Task goal = Every record that follows should be copied exactly. No picture belongs in the copy.

=-=-=

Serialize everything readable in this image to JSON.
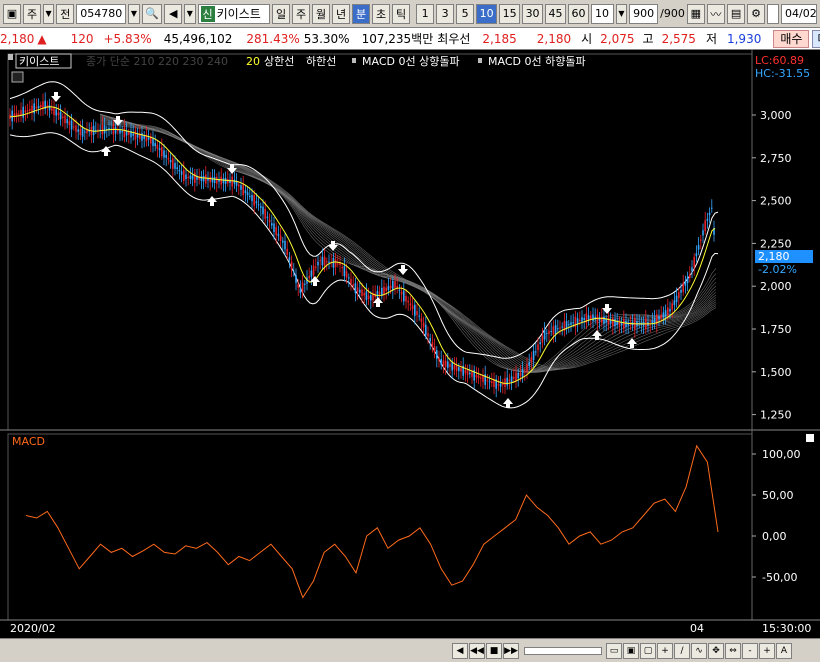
{
  "toolbar": {
    "market": "주",
    "type": "전",
    "code": "054780",
    "badge": "신",
    "name": "키이스트",
    "periods": [
      "일",
      "주",
      "월",
      "년",
      "분",
      "초",
      "틱"
    ],
    "active_period": "분",
    "minutes": [
      "1",
      "3",
      "5",
      "10",
      "15",
      "30",
      "45",
      "60"
    ],
    "active_minute": "10",
    "count": "10",
    "bars": "900",
    "bars_total": "/900",
    "date": "04/02"
  },
  "quote": {
    "price": "2,180",
    "arrow": "▲",
    "change": "120",
    "change_pct": "+5.83%",
    "volume": "45,496,102",
    "vol_ratio": "281.43%",
    "turnover": "53.30%",
    "amount": "107,235백만",
    "best_label": "최우선",
    "ask": "2,185",
    "bid": "2,180",
    "open_label": "시",
    "open": "2,075",
    "high_label": "고",
    "high": "2,575",
    "low_label": "저",
    "low": "1,930",
    "buy_btn": "매수",
    "sell_btn": "매"
  },
  "legend": {
    "name": "키이스트",
    "ma_label": "종가 단순 210  220  230  240",
    "ma20": "20",
    "upper": "상한선",
    "lower": "하한선",
    "macd_up": "MACD 0선 상향돌파",
    "macd_down": "MACD 0선 하향돌파"
  },
  "price_scale": {
    "lc": "LC:60.89",
    "hc": "HC:-31.55",
    "ticks": [
      "3,000",
      "2,750",
      "2,500",
      "2,250",
      "2,000",
      "1,750",
      "1,500",
      "1,250"
    ],
    "current": "2,180",
    "current_pct": "-2.02%"
  },
  "macd_panel": {
    "title": "MACD",
    "ticks": [
      "100,00",
      "50,00",
      "0,00",
      "-50,00"
    ]
  },
  "time_axis": {
    "start": "2020/02",
    "mid": "04",
    "end": "15:30:00"
  },
  "colors": {
    "candle_up": "#e8222a",
    "candle_down": "#35a7ff",
    "ma20": "#ffff30",
    "band": "#ffffff",
    "macd": "#ff6a1a"
  },
  "chart_data": [
    {
      "type": "line",
      "title": "",
      "series": [
        {
          "name": "MACD",
          "values": [
            25,
            22,
            30,
            10,
            -15,
            -40,
            -25,
            -10,
            -20,
            -15,
            -25,
            -18,
            -10,
            -20,
            -22,
            -12,
            -15,
            -8,
            -20,
            -35,
            -25,
            -30,
            -20,
            -10,
            -25,
            -40,
            -75,
            -55,
            -20,
            -10,
            -25,
            -45,
            0,
            10,
            -15,
            -5,
            0,
            10,
            -10,
            -40,
            -60,
            -55,
            -35,
            -10,
            0,
            10,
            20,
            50,
            35,
            25,
            10,
            -10,
            0,
            5,
            -10,
            -5,
            5,
            10,
            25,
            40,
            45,
            30,
            60,
            110,
            90,
            5
          ]
        }
      ],
      "ylim": [
        -100,
        125
      ]
    }
  ]
}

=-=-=

The completed task =
Serialize everything readable in this image to JSON.
{
  "toolbar": {
    "market": "주",
    "type": "전",
    "code": "054780",
    "badge": "신",
    "name": "키이스트",
    "periods": [
      "일",
      "주",
      "월",
      "년",
      "분",
      "초",
      "틱"
    ],
    "active_period": "분",
    "minutes": [
      "1",
      "3",
      "5",
      "10",
      "15",
      "30",
      "45",
      "60"
    ],
    "active_minute": "10",
    "count": "10",
    "bars": "900",
    "bars_total": "/900",
    "date": "04/02"
  },
  "quote": {
    "price": "2,180",
    "arrow": "▲",
    "change": "120",
    "change_pct": "+5.83%",
    "volume": "45,496,102",
    "vol_ratio": "281.43%",
    "turnover": "53.30%",
    "amount": "107,235백만",
    "best_label": "최우선",
    "ask": "2,185",
    "bid": "2,180",
    "open_label": "시",
    "open": "2,075",
    "high_label": "고",
    "high": "2,575",
    "low_label": "저",
    "low": "1,930",
    "buy_btn": "매수",
    "sell_btn": "매"
  },
  "legend": {
    "name": "키이스트",
    "ma_label": "종가 단순 210  220  230  240",
    "ma20": "20",
    "upper": "상한선",
    "lower": "하한선",
    "macd_up": "MACD 0선 상향돌파",
    "macd_down": "MACD 0선 하향돌파"
  },
  "price_scale": {
    "lc": "LC:60.89",
    "hc": "HC:-31.55",
    "ticks": [
      "3,000",
      "2,750",
      "2,500",
      "2,250",
      "2,000",
      "1,750",
      "1,500",
      "1,250"
    ],
    "current": "2,180",
    "current_pct": "-2.02%"
  },
  "macd_panel": {
    "title": "MACD",
    "ticks": [
      "100,00",
      "50,00",
      "0,00",
      "-50,00"
    ]
  },
  "time_axis": {
    "start": "2020/02",
    "mid": "04",
    "end": "15:30:00"
  },
  "colors": {
    "candle_up": "#e8222a",
    "candle_down": "#35a7ff",
    "ma20": "#ffff30",
    "band": "#ffffff",
    "macd": "#ff6a1a"
  },
  "chart_data": [
    {
      "type": "line",
      "title": "",
      "series": [
        {
          "name": "MACD",
          "values": [
            25,
            22,
            30,
            10,
            -15,
            -40,
            -25,
            -10,
            -20,
            -15,
            -25,
            -18,
            -10,
            -20,
            -22,
            -12,
            -15,
            -8,
            -20,
            -35,
            -25,
            -30,
            -20,
            -10,
            -25,
            -40,
            -75,
            -55,
            -20,
            -10,
            -25,
            -45,
            0,
            10,
            -15,
            -5,
            0,
            10,
            -10,
            -40,
            -60,
            -55,
            -35,
            -10,
            0,
            10,
            20,
            50,
            35,
            25,
            10,
            -10,
            0,
            5,
            -10,
            -5,
            5,
            10,
            25,
            40,
            45,
            30,
            60,
            110,
            90,
            5
          ]
        }
      ],
      "ylim": [
        -100,
        125
      ]
    }
  ]
}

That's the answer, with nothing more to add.